Trichomonas vaginalis is a single-cell anaerobic flagellated protozoan that induces an intense inflammatory reaction. It is a common sexually transmitted disease. Trichomonas vaginalis can survive for up to 6 hr on a wet surface. In addition to causing infection of the vagina, this organism can inhabit the urethra or Skene's glands. The most common symptom associated with trichomoniasis is a profuse frothy yellow-green to gray vaginal discharge or vaginal irritation. Intense inflammation of the vagina or cervix may be noted, with the classic punctate lesions of the cervix (strawberry cervix). A fishy odor is common with this disorder, which is somewhat exacerbated with KOH. Microscopy in saline often displays mobile, flagellated organisms. If the wet mount is cold or excess leukocytes are present, movement of the trichomonads may be inhibited. Optimal treatment consists of a fairly high dose of metronidazole (2 g orally) as a one-time dose, with the partner treated as well. Resistant...
In pelvic inflammatory disease, the patient has symptoms of nausea, vomiting, and fever, lower abdominal pain, and dysuria however, she most likely will also have an abnormal vaginal discharge and or abnormal uterine bleeding, dyspareunia. On physical examination, the patient will have cervical motion tenderness and may have adnexal tenderness or even an adnexal mass. In this scenario, the patient has a normal pelvic exam without cervical motion tenderness, which makes the diagnosis of pelvic inflammatory disease less likely.

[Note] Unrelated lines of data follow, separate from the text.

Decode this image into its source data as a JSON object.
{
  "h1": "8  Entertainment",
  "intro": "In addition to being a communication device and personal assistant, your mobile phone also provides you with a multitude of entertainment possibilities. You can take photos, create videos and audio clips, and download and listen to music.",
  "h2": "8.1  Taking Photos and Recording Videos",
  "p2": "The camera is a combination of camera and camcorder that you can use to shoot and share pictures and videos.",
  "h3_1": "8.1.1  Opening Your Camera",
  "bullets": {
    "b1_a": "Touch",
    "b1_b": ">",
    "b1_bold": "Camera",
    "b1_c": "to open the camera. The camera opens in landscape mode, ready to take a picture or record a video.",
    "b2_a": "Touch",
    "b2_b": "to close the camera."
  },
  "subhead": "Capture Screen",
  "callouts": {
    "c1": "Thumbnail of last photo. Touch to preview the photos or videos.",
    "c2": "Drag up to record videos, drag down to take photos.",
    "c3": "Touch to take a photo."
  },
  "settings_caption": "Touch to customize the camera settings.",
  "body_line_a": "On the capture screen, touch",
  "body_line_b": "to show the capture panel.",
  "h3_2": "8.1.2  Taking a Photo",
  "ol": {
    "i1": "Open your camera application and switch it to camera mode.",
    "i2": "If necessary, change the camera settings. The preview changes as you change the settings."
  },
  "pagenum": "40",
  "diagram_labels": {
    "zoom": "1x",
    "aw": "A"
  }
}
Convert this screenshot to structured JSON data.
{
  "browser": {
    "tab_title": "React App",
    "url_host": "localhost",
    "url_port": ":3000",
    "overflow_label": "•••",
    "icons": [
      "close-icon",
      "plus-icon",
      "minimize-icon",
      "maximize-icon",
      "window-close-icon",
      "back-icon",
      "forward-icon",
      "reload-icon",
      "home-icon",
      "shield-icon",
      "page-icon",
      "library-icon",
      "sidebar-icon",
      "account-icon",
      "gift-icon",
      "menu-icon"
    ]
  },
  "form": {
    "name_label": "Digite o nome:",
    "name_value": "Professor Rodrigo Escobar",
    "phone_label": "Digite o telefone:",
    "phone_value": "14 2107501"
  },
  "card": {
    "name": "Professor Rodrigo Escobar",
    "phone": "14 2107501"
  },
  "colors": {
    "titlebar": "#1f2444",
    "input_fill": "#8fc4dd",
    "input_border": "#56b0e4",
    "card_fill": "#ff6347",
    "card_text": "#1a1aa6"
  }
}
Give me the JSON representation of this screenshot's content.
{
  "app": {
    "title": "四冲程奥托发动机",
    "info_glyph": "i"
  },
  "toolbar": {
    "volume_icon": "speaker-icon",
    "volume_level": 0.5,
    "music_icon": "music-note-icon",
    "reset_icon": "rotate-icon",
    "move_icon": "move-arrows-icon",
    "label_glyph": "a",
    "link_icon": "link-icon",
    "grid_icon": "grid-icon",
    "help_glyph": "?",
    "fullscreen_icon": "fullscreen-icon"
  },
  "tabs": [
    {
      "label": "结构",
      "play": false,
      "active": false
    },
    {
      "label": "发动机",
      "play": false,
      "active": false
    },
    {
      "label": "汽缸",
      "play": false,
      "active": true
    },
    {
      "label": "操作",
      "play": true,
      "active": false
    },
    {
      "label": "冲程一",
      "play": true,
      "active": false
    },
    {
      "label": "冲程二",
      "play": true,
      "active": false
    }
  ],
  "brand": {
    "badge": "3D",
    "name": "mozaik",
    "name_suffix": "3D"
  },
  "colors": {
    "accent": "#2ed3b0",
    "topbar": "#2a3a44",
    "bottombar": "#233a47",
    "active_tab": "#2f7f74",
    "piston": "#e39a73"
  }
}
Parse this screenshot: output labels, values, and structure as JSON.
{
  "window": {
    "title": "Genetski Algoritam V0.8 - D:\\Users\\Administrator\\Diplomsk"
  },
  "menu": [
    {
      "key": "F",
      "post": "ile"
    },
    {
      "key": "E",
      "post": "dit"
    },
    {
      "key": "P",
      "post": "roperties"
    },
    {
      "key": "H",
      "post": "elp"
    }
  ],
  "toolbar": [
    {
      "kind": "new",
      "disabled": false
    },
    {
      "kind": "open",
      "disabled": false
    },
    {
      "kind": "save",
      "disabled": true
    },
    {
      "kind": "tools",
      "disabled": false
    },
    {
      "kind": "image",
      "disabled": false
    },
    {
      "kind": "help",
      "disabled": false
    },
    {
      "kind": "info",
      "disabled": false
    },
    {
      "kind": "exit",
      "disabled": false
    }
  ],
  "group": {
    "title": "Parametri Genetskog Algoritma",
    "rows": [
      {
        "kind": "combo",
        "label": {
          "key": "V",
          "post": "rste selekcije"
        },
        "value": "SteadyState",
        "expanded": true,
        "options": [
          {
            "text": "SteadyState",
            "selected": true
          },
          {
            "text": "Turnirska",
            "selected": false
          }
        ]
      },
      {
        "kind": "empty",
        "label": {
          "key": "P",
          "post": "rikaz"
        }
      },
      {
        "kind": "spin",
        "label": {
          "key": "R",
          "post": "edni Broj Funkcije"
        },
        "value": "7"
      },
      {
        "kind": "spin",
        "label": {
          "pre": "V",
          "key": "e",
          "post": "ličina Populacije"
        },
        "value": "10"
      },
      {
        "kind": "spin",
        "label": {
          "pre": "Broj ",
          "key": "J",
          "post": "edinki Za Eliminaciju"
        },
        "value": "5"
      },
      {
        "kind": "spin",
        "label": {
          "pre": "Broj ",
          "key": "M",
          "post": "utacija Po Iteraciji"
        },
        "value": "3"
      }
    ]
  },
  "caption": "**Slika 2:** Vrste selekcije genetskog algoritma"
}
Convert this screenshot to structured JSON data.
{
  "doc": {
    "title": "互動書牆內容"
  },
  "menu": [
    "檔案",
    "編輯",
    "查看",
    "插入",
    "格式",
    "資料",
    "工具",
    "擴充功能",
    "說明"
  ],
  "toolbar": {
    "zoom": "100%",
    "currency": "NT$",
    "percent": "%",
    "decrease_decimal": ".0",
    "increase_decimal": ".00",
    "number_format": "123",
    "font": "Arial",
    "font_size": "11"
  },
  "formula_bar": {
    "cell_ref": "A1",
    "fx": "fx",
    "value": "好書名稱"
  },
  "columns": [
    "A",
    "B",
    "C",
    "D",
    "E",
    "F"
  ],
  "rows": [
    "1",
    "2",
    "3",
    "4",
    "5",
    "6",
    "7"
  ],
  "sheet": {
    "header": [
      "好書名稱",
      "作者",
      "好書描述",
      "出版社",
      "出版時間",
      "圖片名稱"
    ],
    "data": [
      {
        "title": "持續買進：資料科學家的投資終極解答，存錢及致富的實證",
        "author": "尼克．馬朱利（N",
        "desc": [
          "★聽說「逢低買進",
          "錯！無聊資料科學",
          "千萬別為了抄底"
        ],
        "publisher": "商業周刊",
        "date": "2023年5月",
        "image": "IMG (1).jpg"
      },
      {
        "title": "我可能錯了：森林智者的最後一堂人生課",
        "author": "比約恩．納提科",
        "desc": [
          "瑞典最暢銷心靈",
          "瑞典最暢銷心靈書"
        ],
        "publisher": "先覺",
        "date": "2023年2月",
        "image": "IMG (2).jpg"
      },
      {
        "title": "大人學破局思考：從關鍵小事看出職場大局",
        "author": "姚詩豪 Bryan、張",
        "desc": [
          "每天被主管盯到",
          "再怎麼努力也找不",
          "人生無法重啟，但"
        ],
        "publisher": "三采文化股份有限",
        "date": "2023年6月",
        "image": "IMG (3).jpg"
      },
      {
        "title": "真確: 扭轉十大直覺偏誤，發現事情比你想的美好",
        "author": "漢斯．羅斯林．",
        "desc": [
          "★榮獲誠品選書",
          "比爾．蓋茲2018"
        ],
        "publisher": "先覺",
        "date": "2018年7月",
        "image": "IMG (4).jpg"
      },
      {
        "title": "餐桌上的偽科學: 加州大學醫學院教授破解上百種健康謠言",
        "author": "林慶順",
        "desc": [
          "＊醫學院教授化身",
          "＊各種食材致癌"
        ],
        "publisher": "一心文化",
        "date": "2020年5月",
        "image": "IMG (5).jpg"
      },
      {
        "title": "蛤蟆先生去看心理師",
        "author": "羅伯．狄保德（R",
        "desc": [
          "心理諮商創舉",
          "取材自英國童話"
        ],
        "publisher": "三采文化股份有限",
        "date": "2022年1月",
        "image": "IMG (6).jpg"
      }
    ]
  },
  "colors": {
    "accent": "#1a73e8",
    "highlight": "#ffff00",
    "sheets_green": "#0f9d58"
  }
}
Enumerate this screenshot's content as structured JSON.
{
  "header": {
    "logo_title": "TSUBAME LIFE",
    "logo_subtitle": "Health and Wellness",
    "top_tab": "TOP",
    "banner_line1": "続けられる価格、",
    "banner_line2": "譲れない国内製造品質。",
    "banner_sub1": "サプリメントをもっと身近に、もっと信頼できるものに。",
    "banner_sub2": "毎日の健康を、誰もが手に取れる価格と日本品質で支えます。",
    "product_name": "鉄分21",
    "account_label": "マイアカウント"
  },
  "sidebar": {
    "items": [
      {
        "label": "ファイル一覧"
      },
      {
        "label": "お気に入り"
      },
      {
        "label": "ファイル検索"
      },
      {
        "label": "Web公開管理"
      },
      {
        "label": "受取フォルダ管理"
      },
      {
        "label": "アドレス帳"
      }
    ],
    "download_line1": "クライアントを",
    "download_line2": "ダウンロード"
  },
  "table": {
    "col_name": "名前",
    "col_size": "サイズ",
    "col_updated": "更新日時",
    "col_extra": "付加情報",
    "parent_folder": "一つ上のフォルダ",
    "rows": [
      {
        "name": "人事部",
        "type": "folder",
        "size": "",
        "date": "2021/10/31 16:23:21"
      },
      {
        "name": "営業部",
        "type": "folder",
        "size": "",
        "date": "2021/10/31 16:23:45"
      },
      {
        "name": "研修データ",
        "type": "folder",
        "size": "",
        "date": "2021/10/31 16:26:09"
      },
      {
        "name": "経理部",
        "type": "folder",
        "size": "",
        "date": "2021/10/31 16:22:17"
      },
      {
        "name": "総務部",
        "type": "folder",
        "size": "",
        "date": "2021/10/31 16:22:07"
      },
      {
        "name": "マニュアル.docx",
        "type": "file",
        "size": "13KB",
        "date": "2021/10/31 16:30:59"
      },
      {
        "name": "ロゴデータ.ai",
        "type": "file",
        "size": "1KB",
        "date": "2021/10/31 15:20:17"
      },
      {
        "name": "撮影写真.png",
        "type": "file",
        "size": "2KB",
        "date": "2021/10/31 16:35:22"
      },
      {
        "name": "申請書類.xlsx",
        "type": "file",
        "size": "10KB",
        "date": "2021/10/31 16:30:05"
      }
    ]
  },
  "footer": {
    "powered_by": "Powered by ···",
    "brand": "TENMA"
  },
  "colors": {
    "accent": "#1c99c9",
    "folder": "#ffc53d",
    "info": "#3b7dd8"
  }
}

A 16-year-old female presents to your office with the complaint of greenish vaginal discharge for the past 2 months and the recent onset of lower abdominal pain. She reports that her last period was about 2.5 months ago. She is sexually active with two partners and has never used a condom or any other contraception with either. On physical examination she is not febrile with normal blood pressure and pulse. She has greenish discharge from the cervix with friability and cervicitis. There is no cervical motion tenderness. Her urine pregnancy test is positive. A cervical sample is positive for Chlamydia and negative for gonorrhea. Her rapid plasma reagin (RPR) is nonreactive and an HIV test is negative. The patient is treated with appropriate antibiotics and counseled concerning safer sex practices. You also inform the patient regarding her risk for HIV conversion, even though today's test was negative. The patient asks if you are going to tell her mother that she is pregnant and has...
Bacterial vaginosis is a common form of vaginal discharge in which neither Trichomonas vaginalis nor Candida albicans can be isolated and inflammatory cells are not present. There is evidence to associate the condition with overgrowth of several normal commensals of the vagina including Gardnerella vaginalis, Gram-negative curved bacilli, and anaerobic organisms, especially of the Bacteroides genus, the latter being responsible for the characteristic fishy odour of the vaginal discharge. The condition responds well to a single 2 g oral dose of metro-
18.1 A 14-year-old female is here to see you for complaints of greenish vaginal discharge. She is sexually active with one partner and does not use condoms. You do a culture and find that she has Trichomonas vaginitis. She asks you not to tell her mom about this diagnosis or that she is sexually active. Can you keep this information from her parents
She has noticed increased tiredness and was nauseated for a few weeks, but it went away a couple of weeks ago. She denies any fever or chills. She denies abdominal pain or vaginal discharge. She has noticed some intermittent low back pain. She has not used any over-the-counter medications to treat the pain.